> [BRIEF]: Scan the lines below for the string "this" and report how many lines contain it, giving only the number.
────────────────
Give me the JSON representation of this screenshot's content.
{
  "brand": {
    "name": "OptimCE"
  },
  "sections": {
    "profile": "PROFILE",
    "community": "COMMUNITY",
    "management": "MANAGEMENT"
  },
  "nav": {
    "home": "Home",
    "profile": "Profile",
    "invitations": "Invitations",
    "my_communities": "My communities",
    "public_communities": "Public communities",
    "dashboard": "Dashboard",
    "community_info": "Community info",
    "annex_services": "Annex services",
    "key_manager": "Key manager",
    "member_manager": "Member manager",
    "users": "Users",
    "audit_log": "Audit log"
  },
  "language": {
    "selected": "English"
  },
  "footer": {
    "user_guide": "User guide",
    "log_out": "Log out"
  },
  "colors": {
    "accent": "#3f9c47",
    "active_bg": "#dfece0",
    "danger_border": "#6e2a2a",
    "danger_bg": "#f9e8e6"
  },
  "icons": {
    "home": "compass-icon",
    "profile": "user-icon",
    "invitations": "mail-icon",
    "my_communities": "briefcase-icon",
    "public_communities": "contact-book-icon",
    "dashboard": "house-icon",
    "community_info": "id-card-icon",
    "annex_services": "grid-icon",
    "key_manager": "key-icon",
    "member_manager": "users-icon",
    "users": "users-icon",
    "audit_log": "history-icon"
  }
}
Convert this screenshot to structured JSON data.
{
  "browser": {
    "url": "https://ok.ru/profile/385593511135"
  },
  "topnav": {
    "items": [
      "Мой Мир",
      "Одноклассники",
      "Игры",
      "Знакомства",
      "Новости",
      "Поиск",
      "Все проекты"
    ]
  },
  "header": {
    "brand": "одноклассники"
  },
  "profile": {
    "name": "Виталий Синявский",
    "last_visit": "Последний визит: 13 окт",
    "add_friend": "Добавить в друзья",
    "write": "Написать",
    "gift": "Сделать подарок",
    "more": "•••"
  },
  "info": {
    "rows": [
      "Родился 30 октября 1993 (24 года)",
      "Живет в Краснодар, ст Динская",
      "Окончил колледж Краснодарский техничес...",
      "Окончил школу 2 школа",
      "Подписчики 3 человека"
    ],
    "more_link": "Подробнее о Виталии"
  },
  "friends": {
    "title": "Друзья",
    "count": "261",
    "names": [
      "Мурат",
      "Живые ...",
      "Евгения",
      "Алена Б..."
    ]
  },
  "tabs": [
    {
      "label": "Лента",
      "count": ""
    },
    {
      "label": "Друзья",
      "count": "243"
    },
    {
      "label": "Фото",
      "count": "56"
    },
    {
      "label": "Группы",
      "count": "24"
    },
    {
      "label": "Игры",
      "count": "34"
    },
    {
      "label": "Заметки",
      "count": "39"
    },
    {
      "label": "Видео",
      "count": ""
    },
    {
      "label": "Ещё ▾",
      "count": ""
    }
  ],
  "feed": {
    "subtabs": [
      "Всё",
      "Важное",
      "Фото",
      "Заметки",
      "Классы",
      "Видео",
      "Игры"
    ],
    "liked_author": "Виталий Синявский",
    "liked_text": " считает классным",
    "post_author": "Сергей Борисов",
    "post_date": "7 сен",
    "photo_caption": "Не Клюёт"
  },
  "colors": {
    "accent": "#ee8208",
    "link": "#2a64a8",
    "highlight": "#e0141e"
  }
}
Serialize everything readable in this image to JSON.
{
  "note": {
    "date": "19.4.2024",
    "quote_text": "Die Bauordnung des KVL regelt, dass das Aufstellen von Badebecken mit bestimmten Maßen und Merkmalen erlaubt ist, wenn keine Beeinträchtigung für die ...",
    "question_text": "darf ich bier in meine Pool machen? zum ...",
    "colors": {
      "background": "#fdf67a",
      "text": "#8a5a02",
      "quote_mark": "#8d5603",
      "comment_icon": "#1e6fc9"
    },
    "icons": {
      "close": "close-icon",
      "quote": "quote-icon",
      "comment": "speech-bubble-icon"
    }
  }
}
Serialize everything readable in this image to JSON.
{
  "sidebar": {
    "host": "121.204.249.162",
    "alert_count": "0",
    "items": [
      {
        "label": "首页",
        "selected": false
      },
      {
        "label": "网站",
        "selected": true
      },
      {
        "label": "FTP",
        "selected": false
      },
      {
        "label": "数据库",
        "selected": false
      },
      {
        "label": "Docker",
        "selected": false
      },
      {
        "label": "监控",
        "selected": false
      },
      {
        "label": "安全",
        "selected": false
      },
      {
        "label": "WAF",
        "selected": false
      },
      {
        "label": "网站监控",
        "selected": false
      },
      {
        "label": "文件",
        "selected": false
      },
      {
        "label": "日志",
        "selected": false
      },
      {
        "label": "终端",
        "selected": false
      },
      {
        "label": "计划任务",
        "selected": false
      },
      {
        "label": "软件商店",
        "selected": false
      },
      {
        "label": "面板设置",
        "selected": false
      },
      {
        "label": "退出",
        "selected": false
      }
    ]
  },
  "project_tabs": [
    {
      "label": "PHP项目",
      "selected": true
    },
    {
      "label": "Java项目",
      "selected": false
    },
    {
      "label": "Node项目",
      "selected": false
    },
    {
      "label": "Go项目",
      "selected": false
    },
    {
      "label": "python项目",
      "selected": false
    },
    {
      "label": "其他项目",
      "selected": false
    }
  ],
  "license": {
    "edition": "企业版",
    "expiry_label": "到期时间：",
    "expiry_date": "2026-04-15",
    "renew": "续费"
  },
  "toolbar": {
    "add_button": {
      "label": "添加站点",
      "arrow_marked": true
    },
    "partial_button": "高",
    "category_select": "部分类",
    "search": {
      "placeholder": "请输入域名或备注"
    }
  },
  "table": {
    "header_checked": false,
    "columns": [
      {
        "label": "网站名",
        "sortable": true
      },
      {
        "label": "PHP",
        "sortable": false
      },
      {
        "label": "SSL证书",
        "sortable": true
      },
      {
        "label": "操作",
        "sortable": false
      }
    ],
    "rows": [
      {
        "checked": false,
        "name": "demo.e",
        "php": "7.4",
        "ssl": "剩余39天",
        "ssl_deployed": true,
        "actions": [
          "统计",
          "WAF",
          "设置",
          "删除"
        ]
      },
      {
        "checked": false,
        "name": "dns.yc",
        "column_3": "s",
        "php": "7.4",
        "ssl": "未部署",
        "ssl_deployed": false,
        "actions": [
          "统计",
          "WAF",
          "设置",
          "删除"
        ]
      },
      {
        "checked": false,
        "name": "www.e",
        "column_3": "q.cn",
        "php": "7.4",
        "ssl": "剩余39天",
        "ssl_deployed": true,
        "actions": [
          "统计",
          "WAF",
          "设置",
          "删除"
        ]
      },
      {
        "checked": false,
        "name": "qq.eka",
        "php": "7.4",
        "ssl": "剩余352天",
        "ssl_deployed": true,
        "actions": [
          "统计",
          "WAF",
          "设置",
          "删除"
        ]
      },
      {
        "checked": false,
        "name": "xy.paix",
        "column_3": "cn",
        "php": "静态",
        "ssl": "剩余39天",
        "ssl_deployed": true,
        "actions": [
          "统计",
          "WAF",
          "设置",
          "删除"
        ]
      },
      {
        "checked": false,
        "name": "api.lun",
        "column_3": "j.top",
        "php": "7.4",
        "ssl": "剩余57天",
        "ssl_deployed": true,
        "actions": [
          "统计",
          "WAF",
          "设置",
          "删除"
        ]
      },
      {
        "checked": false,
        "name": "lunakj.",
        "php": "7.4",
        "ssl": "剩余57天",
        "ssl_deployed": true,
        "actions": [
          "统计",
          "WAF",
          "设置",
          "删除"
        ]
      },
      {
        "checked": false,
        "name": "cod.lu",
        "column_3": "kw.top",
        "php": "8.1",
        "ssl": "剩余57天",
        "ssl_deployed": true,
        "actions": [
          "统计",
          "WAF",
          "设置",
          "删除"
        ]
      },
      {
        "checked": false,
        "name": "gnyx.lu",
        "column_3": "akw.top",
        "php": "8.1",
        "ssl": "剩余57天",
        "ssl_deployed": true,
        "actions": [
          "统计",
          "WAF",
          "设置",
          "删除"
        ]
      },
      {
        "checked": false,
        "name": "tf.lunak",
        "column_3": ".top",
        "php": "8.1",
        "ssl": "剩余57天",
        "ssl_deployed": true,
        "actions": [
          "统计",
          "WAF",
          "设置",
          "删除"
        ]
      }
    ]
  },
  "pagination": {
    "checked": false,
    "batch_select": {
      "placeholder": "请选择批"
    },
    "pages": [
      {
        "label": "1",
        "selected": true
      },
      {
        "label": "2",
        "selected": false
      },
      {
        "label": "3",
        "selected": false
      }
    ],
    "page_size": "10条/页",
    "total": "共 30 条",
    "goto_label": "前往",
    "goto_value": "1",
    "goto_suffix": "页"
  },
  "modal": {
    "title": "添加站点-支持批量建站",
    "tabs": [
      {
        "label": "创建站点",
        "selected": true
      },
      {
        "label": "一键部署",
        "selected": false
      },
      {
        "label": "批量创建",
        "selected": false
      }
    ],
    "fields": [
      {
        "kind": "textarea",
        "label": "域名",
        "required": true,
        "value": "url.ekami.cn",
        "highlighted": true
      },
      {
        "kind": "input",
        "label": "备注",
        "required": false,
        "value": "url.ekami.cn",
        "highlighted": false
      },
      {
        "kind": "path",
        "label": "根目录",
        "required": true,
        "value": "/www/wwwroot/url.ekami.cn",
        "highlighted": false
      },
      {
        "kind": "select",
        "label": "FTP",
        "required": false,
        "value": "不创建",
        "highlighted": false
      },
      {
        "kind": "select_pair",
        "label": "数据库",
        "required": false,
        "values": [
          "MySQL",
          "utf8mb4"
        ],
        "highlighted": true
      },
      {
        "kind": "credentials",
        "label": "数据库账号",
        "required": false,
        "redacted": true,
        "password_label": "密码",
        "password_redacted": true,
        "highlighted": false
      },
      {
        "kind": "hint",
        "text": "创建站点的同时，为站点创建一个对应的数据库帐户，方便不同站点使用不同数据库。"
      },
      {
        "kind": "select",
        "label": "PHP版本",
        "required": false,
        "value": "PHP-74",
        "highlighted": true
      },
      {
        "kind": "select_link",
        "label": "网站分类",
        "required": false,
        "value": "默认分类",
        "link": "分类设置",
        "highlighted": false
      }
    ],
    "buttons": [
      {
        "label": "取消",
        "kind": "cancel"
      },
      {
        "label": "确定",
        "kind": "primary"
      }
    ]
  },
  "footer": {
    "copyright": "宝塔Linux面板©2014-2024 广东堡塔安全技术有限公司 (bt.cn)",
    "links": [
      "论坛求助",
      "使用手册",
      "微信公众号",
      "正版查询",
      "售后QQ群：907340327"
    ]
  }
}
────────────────
> [TASK OUTPUT]: 4